I agree that overall awareness and empathy for those with differing abilities has increased somewhat over the last 50 years. Steps such as closed captioning at movie theatres, better access for those with physical disabilities, audio versions of UU World are all wonderful. And while I think its important to acknowledge such gains, I worry about being too self-congratulatory. As a society - and more importantly as UU communities - we ARE moving at a glacier pace. That is cause for concern. I truly believe that the progress we have seen so far only represents the very lowest of the low hanging fruit. What we have done is to address the most visible and least threatening problems. Its natural to see people in wheelchairs or with walkers and want to help - and we rightly should support and applaud those efforts. However, if we were to dig just a little deeper we would see how unaware we remain of the huge number of those who have to struggle in other ways to engage in our communities. We don't see hearing loss. We often turn away from those with mental or emotional challenges. The fact is that there are many who would like to join us who could if we were more conscious of their obstacles and sincere in our desire to learn how to help.

As an advocate for those with hearing loss, I have become most aware of the issues they face.

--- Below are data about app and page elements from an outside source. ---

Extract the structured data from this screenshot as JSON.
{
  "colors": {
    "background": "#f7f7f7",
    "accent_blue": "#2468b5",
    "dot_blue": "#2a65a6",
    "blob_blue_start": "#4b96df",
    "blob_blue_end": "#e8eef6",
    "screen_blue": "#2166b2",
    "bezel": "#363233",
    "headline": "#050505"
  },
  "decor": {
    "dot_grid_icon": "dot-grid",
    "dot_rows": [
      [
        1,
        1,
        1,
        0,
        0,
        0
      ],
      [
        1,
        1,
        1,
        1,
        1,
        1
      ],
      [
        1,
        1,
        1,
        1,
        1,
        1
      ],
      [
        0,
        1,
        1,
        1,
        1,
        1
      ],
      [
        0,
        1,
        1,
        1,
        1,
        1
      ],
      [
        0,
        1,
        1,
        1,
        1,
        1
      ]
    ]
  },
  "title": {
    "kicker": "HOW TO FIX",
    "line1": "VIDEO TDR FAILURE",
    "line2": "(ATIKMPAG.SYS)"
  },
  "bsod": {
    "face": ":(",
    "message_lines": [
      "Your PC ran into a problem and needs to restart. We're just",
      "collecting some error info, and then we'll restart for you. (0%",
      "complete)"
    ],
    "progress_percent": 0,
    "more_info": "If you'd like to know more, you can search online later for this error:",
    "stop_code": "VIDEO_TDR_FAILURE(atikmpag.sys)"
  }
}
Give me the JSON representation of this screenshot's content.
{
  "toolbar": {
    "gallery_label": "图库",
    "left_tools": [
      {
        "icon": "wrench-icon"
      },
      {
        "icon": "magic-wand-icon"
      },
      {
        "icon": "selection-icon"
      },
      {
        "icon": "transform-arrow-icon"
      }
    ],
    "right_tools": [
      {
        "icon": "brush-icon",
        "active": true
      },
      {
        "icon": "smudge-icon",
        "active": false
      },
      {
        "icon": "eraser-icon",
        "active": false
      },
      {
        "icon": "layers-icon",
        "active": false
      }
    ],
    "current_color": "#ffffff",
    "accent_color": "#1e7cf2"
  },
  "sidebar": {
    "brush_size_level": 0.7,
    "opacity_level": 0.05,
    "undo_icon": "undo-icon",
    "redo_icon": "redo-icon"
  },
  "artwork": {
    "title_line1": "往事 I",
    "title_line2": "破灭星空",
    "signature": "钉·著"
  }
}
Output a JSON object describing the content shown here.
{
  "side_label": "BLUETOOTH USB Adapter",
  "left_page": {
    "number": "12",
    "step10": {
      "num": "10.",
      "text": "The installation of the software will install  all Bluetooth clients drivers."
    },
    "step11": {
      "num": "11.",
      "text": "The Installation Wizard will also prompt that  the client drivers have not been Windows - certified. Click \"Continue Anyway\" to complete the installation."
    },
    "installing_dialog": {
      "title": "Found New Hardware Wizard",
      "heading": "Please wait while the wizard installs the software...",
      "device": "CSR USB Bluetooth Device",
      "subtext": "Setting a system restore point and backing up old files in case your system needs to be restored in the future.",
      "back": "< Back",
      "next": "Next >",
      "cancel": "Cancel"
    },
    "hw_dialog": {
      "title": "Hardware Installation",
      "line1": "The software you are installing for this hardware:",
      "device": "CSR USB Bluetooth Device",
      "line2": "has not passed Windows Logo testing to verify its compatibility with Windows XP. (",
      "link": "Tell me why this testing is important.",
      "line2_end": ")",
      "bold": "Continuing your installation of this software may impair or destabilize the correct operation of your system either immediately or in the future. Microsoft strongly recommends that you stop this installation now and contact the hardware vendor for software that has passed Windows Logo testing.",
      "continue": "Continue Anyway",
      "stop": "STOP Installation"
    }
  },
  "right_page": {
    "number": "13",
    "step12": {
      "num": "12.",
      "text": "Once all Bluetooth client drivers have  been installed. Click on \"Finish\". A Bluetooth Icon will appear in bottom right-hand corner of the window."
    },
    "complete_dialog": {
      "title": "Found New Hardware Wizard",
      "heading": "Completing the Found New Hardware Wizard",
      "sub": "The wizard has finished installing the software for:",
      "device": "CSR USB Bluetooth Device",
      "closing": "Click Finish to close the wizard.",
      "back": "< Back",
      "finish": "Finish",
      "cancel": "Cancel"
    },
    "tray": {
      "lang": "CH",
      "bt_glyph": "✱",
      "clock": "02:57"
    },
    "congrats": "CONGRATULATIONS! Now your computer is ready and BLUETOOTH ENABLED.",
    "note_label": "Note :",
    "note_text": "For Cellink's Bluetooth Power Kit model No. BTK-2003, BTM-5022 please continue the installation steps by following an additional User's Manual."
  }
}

How many times have you been in a large gathering of UU's when someone stands up to speak and refuses the microphone? "I'll speak up," they say not considering those who can only hear with the help of the sound system. How many UU churches have acoustics so bad that it's hard to understand even for those with mild hearing loss? Often people avoid those places. How many are under the misconception that FM headset systems in our sanctuaries are the solution for those who have trouble hearing services? Headset systems don't address the some of the most basic requirements to help people hear. So many of us never realize that there are countless members of our congregations who struggle to hear everyday.

UU's should be on the forefront of inclusion not only for those with hearing loss but for all who face disabilities of any kind. It's not that we don't care. It's just that we don't know. That needs to change. We need to step up our efforts and bring awareness to these problems. We must strive to pay closer attention to those around us. We should never assume that because its easy for us to participate, that others share the same experience. All of us can raise our level of empathy for our neighbors. To that end, I'd like to promote a workshop "Reaching Out To Those With Hearing Loss" that EqUUal Access, Carol Agate and I will be presenting at General Assembly. I hope many of you will join us Thursday, June 26 between 4 and 5:15 pm in the Rotunda. Let us all take BIGGER steps to include those of all abilities into our UU family.

1 comment:

Anonymous said...

Several people with hearing challenges have told me that Coffee Hour is THE WORST! Fast moving conversations half-projected over a din, with faces at all kinds of angle to each other, and in some places, no balancing eye contact and face reading to remind us that we're all so much more than the sound of a voice.